> _Work item_
Quote, exactly, the line holding "Give me the" and all lines after it to the end of the records below. Exclude pictures.

> _Input records_
====

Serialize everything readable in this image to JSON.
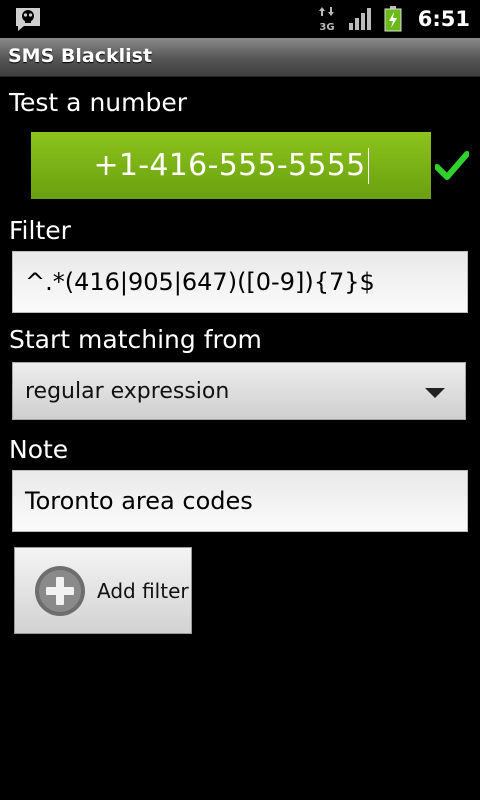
{
  "status_bar": {
    "time": "6:51",
    "network_label": "3G",
    "icons": [
      "notification-icon",
      "3g-data-icon",
      "signal-strength-icon",
      "battery-charging-icon"
    ]
  },
  "app": {
    "title": "SMS Blacklist"
  },
  "form": {
    "test_label": "Test a number",
    "test_value": "+1-416-555-5555",
    "filter_label": "Filter",
    "filter_value": "^.*(416|905|647)([0-9]){7}$",
    "match_label": "Start matching from",
    "match_selected": "regular expression",
    "note_label": "Note",
    "note_value": "Toronto area codes",
    "add_button_label": "Add filter"
  },
  "colors": {
    "accent_green": "#7ab317",
    "check_green": "#2fd12f",
    "background": "#000000"
  }
}
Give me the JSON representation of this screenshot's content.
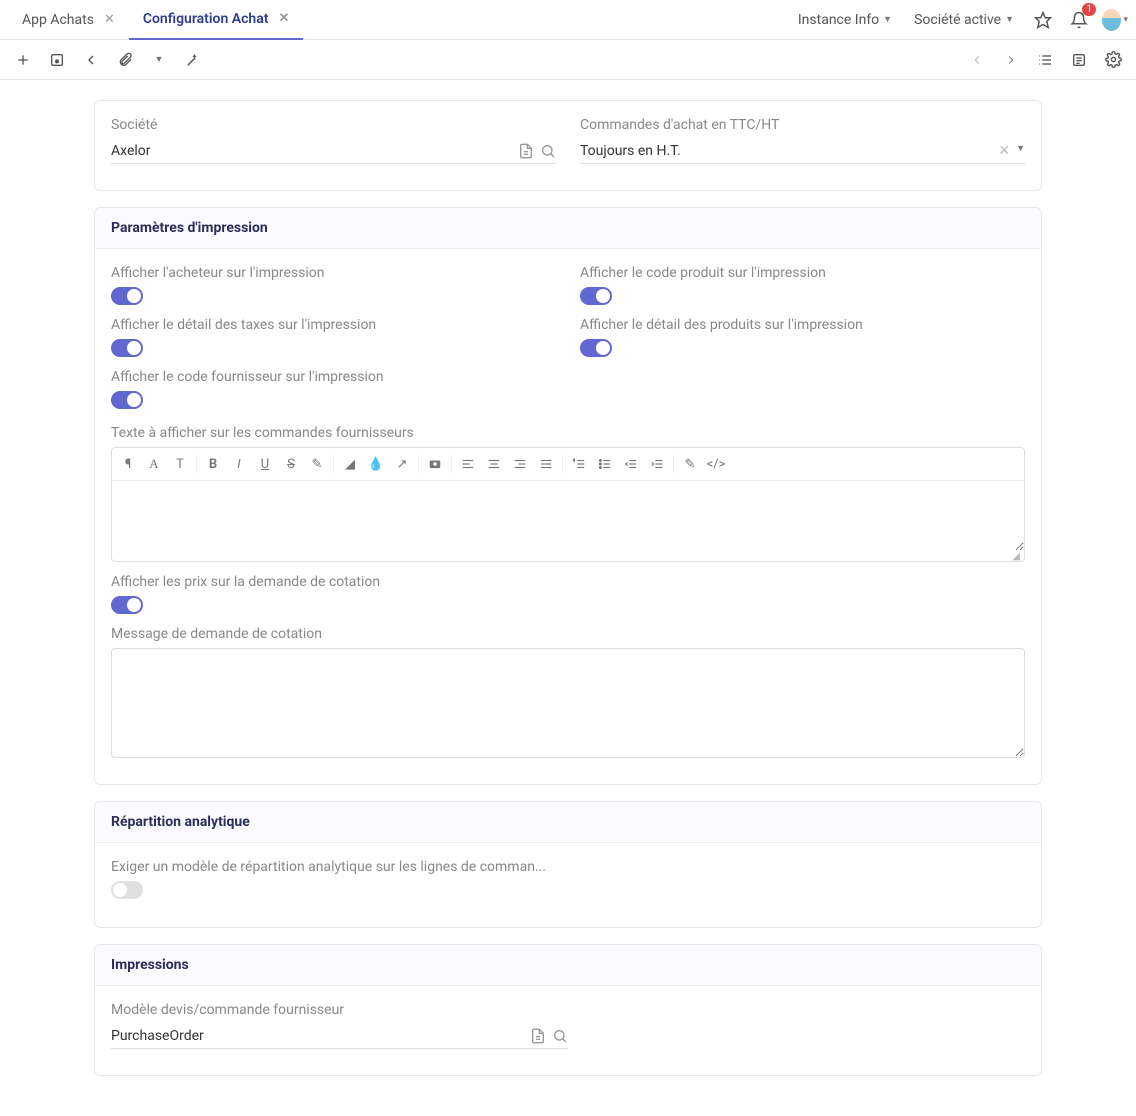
{
  "tabs": [
    {
      "label": "App Achats",
      "active": false
    },
    {
      "label": "Configuration Achat",
      "active": true
    }
  ],
  "header": {
    "instance_info": "Instance Info",
    "active_company": "Société active",
    "notification_count": "1"
  },
  "form_top": {
    "company_label": "Société",
    "company_value": "Axelor",
    "orders_mode_label": "Commandes d'achat en TTC/HT",
    "orders_mode_value": "Toujours en H.T."
  },
  "print_params": {
    "title": "Paramètres d'impression",
    "show_buyer": "Afficher l'acheteur sur l'impression",
    "show_product_code": "Afficher le code produit sur l'impression",
    "show_tax_detail": "Afficher le détail des taxes sur l'impression",
    "show_product_detail": "Afficher le détail des produits sur l'impression",
    "show_supplier_code": "Afficher le code fournisseur sur l'impression",
    "supplier_text_label": "Texte à afficher sur les commandes fournisseurs",
    "show_prices_rfq": "Afficher les prix sur la demande de cotation",
    "rfq_message_label": "Message de demande de cotation"
  },
  "analytic": {
    "title": "Répartition analytique",
    "require_template": "Exiger un modèle de répartition analytique sur les lignes de comman..."
  },
  "impressions": {
    "title": "Impressions",
    "template_label": "Modèle devis/commande fournisseur",
    "template_value": "PurchaseOrder"
  }
}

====

> _Response area_
Give me the JSON representation of this screenshot's content.
{
  "tabs": [
    {
      "label": "App Achats",
      "active": false
    },
    {
      "label": "Configuration Achat",
      "active": true
    }
  ],
  "header": {
    "instance_info": "Instance Info",
    "active_company": "Société active",
    "notification_count": "1"
  },
  "form_top": {
    "company_label": "Société",
    "company_value": "Axelor",
    "orders_mode_label": "Commandes d'achat en TTC/HT",
    "orders_mode_value": "Toujours en H.T."
  },
  "print_params": {
    "title": "Paramètres d'impression",
    "show_buyer": "Afficher l'acheteur sur l'impression",
    "show_product_code": "Afficher le code produit sur l'impression",
    "show_tax_detail": "Afficher le détail des taxes sur l'impression",
    "show_product_detail": "Afficher le détail des produits sur l'impression",
    "show_supplier_code": "Afficher le code fournisseur sur l'impression",
    "supplier_text_label": "Texte à afficher sur les commandes fournisseurs",
    "show_prices_rfq": "Afficher les prix sur la demande de cotation",
    "rfq_message_label": "Message de demande de cotation"
  },
  "analytic": {
    "title": "Répartition analytique",
    "require_template": "Exiger un modèle de répartition analytique sur les lignes de comman..."
  },
  "impressions": {
    "title": "Impressions",
    "template_label": "Modèle devis/commande fournisseur",
    "template_value": "PurchaseOrder"
  }
}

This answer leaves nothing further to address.